* _Your goal_:
Go through the lines below. Copy those with "Settings".

[Items from an interface collection]
※
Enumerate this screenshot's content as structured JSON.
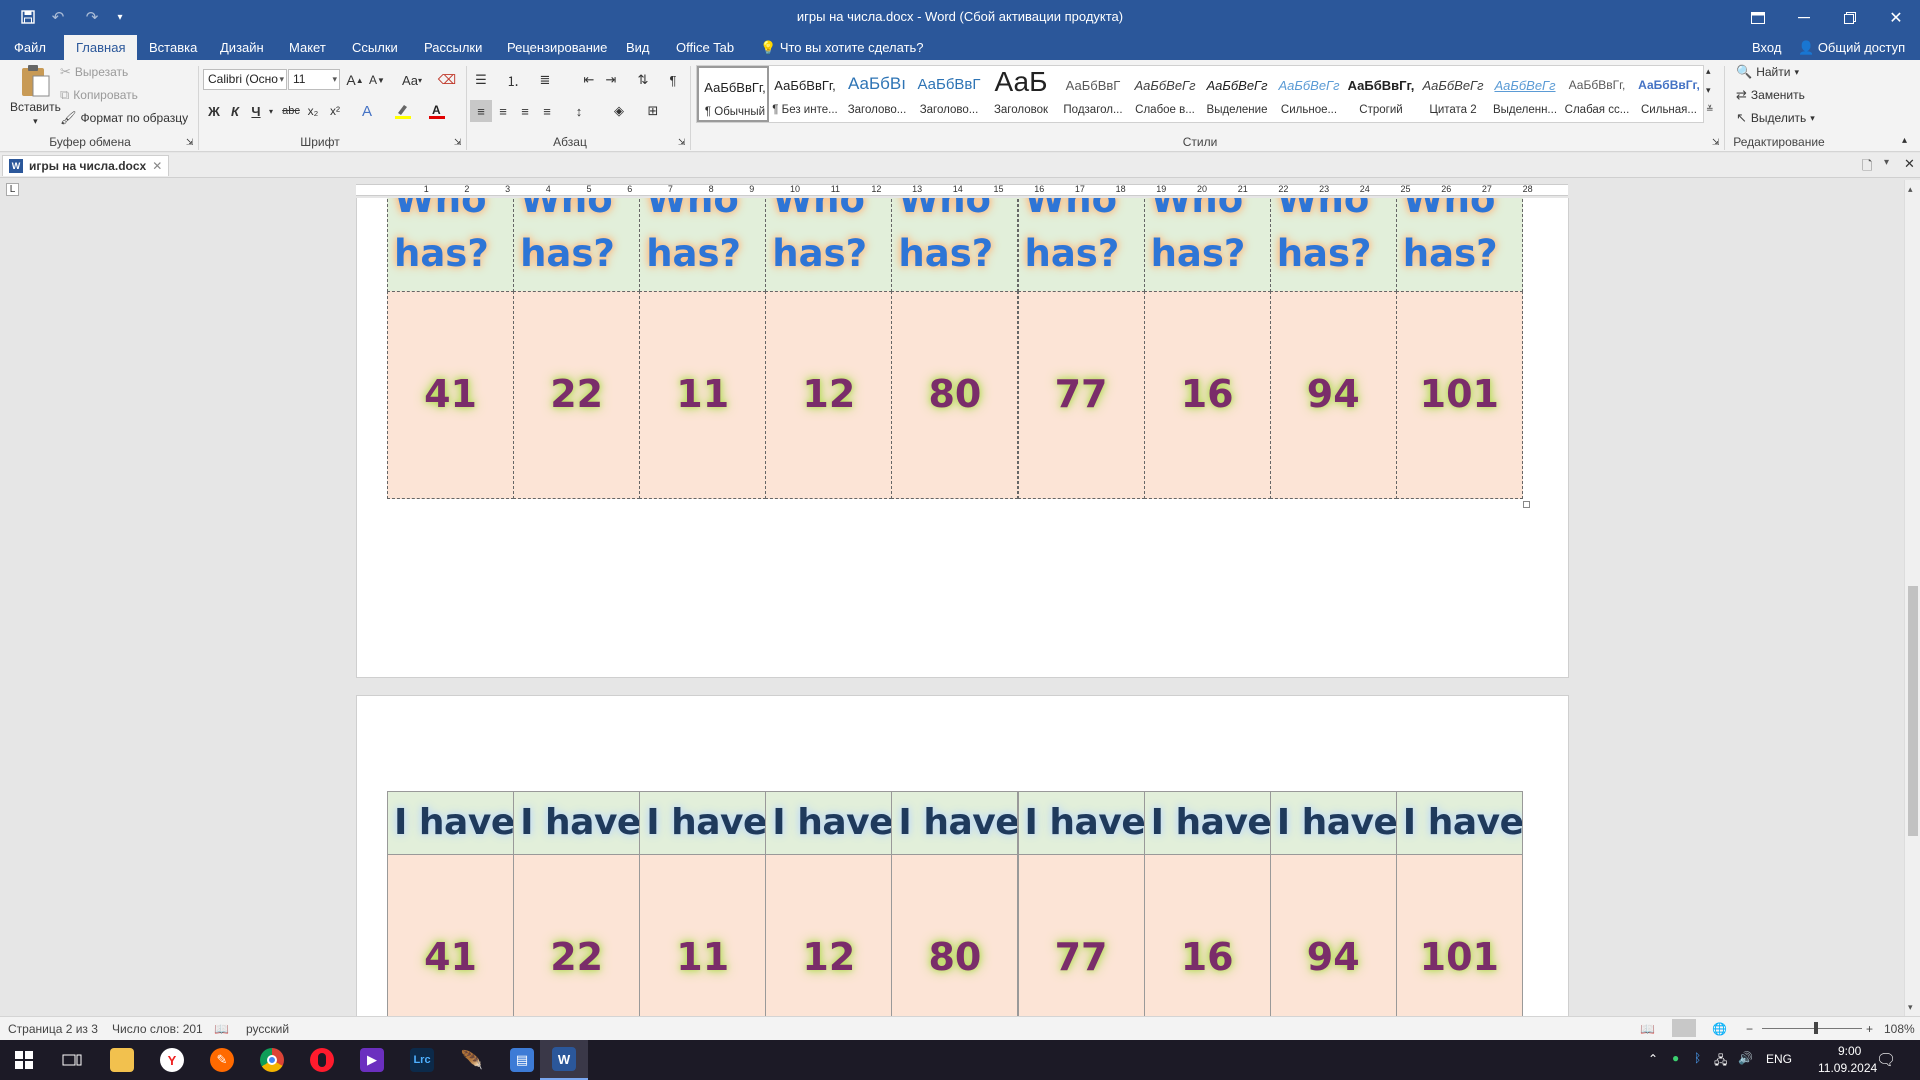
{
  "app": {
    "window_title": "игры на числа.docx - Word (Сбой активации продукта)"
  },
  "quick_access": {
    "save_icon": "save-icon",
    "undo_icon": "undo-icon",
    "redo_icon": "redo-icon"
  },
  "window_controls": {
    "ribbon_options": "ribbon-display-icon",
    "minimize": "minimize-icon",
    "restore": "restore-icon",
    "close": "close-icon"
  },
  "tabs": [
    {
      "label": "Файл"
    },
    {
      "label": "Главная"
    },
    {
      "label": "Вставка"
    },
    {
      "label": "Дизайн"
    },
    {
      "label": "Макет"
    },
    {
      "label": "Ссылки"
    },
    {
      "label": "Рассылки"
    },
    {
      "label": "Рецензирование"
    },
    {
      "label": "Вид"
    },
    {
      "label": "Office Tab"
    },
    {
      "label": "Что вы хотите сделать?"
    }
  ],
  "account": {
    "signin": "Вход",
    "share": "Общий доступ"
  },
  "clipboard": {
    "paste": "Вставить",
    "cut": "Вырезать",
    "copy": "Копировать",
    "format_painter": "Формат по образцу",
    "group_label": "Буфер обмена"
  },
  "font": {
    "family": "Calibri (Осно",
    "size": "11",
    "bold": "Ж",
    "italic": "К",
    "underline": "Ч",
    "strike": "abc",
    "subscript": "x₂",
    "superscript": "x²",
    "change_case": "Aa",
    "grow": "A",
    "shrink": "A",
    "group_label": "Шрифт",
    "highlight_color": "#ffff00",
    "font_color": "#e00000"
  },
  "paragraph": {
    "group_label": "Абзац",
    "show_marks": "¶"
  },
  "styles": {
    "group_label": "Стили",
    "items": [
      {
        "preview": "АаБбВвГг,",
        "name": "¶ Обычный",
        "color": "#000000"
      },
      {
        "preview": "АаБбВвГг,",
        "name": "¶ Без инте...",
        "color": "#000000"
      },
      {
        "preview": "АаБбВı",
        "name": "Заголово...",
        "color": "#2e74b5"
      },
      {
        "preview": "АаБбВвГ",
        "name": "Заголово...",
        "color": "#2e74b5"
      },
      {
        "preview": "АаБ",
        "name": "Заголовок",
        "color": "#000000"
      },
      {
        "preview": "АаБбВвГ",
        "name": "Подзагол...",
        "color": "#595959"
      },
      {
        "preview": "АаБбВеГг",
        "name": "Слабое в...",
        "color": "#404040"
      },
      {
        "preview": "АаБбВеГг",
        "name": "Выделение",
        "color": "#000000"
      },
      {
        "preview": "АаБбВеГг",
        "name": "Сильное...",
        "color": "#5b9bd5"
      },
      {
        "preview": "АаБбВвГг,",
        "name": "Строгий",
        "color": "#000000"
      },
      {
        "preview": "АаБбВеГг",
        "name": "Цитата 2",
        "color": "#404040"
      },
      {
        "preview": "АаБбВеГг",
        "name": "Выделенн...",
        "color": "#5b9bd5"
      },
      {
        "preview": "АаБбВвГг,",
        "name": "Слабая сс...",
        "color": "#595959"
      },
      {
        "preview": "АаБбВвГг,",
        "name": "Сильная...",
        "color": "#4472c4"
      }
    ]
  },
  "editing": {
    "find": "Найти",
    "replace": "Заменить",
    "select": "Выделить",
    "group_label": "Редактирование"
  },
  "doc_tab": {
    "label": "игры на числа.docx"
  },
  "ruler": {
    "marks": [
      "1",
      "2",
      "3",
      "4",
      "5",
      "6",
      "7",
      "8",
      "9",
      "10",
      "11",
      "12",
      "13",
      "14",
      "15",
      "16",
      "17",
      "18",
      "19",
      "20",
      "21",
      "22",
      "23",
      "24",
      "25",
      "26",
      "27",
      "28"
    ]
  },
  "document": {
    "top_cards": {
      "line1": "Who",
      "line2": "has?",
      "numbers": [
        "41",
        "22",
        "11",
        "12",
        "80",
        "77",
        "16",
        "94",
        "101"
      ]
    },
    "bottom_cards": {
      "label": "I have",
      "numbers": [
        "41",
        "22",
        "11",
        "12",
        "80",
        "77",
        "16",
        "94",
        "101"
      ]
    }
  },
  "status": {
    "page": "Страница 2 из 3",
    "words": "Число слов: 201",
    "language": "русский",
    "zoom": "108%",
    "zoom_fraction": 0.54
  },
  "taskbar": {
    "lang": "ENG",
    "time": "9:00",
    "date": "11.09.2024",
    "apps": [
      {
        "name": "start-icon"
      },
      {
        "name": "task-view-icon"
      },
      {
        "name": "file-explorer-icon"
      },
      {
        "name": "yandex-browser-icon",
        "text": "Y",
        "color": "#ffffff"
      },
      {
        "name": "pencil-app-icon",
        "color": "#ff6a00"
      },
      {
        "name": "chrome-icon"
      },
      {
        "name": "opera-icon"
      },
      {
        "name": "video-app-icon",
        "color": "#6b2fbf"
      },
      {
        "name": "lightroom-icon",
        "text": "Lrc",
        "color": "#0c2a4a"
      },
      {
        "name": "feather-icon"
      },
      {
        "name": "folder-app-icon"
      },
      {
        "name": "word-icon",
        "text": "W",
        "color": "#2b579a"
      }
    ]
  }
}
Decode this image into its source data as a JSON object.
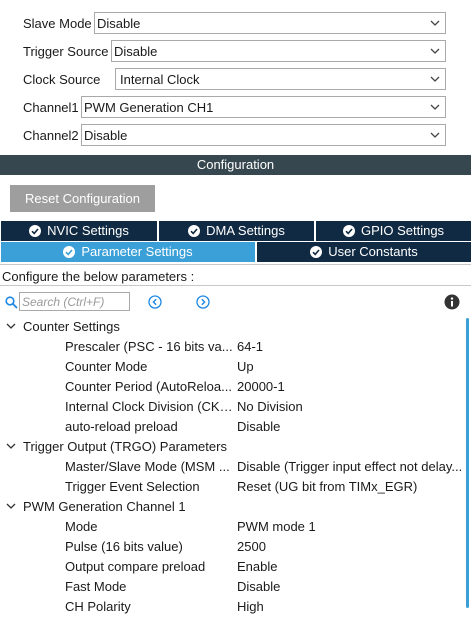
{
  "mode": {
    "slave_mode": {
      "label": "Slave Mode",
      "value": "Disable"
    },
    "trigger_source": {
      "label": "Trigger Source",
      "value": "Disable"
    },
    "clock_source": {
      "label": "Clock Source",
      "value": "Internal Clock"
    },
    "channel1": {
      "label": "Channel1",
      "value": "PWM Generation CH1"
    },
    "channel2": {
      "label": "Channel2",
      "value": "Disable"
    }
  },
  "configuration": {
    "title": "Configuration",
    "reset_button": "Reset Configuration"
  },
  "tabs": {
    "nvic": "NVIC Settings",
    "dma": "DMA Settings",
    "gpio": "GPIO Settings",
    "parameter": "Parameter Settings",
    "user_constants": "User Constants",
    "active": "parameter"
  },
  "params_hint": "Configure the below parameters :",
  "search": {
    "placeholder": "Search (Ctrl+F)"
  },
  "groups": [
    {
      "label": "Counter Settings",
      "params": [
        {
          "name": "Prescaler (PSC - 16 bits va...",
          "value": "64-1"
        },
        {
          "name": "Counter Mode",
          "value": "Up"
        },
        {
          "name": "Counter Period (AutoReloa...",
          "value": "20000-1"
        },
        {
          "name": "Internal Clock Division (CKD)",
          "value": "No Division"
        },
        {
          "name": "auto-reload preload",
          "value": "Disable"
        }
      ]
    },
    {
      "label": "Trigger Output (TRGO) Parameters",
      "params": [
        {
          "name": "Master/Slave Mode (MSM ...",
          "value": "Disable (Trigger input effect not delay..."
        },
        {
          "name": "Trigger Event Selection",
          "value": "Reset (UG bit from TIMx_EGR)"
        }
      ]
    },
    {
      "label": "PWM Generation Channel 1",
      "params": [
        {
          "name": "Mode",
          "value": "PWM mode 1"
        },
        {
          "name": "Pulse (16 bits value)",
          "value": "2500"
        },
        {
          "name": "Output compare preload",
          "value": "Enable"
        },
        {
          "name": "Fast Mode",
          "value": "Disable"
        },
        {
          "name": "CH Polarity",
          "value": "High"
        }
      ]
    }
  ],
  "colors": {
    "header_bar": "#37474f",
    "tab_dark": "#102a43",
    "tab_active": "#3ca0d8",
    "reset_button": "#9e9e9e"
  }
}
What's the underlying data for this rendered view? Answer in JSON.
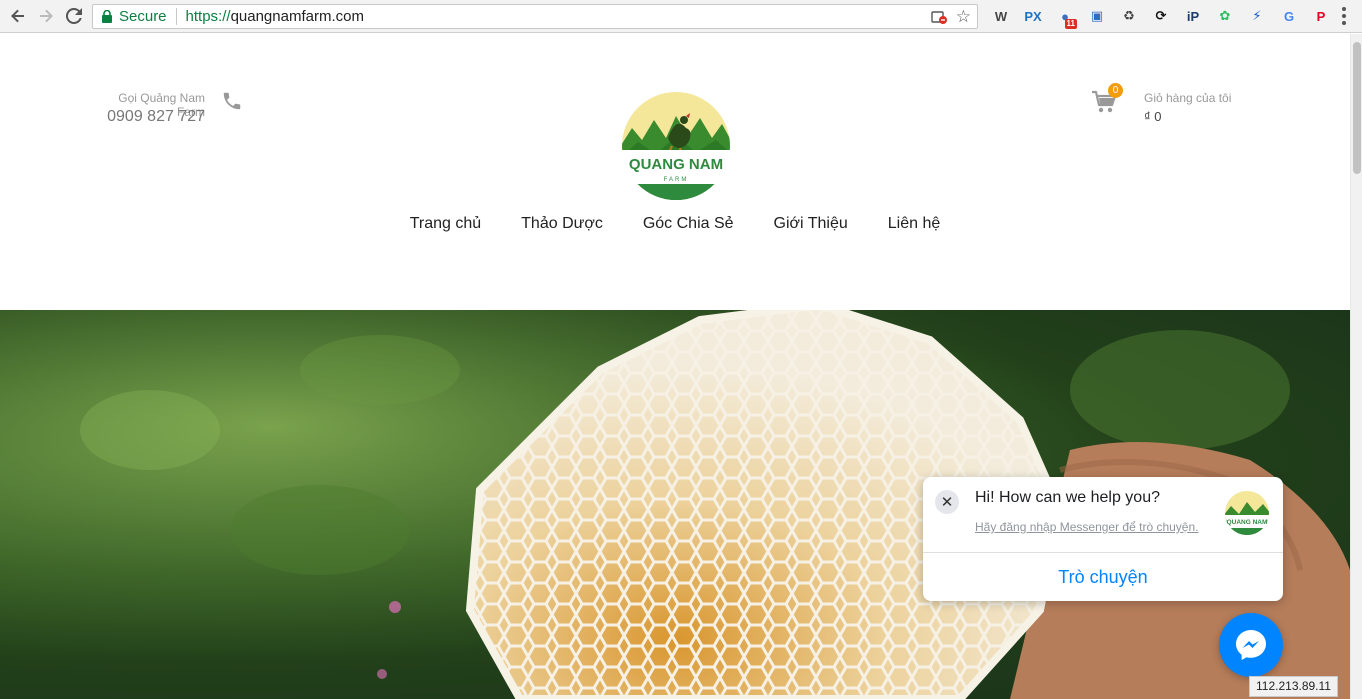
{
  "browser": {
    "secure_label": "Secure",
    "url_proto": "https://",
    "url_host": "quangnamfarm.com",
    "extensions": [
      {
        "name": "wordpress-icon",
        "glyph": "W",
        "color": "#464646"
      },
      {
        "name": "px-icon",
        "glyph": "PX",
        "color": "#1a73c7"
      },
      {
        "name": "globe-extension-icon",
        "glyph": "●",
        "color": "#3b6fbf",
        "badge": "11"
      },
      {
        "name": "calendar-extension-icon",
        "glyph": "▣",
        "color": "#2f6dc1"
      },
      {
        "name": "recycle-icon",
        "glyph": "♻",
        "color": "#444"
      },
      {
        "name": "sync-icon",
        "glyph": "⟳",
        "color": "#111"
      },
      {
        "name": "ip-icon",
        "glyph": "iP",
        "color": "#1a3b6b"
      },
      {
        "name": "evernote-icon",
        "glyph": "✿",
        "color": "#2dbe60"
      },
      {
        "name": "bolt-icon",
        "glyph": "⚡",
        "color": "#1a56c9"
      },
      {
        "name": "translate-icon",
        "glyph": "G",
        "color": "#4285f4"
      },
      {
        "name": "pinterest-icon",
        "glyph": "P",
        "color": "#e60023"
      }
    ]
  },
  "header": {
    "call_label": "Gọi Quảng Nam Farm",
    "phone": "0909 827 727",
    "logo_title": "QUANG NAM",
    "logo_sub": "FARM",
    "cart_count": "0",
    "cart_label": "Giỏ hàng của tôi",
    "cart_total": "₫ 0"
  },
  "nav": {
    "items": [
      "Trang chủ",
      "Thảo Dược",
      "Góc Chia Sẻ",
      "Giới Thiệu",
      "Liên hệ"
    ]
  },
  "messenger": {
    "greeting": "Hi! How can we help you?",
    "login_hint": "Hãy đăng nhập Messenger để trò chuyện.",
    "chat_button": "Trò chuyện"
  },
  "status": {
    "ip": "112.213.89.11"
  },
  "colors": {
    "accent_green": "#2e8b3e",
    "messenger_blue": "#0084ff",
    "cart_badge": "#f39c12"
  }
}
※
* _Completed exercise_:
    "nvic": "NVIC Settings",
    "dma": "DMA Settings",
    "gpio": "GPIO Settings",
    "parameter": "Parameter Settings",
      "label": "Counter Settings",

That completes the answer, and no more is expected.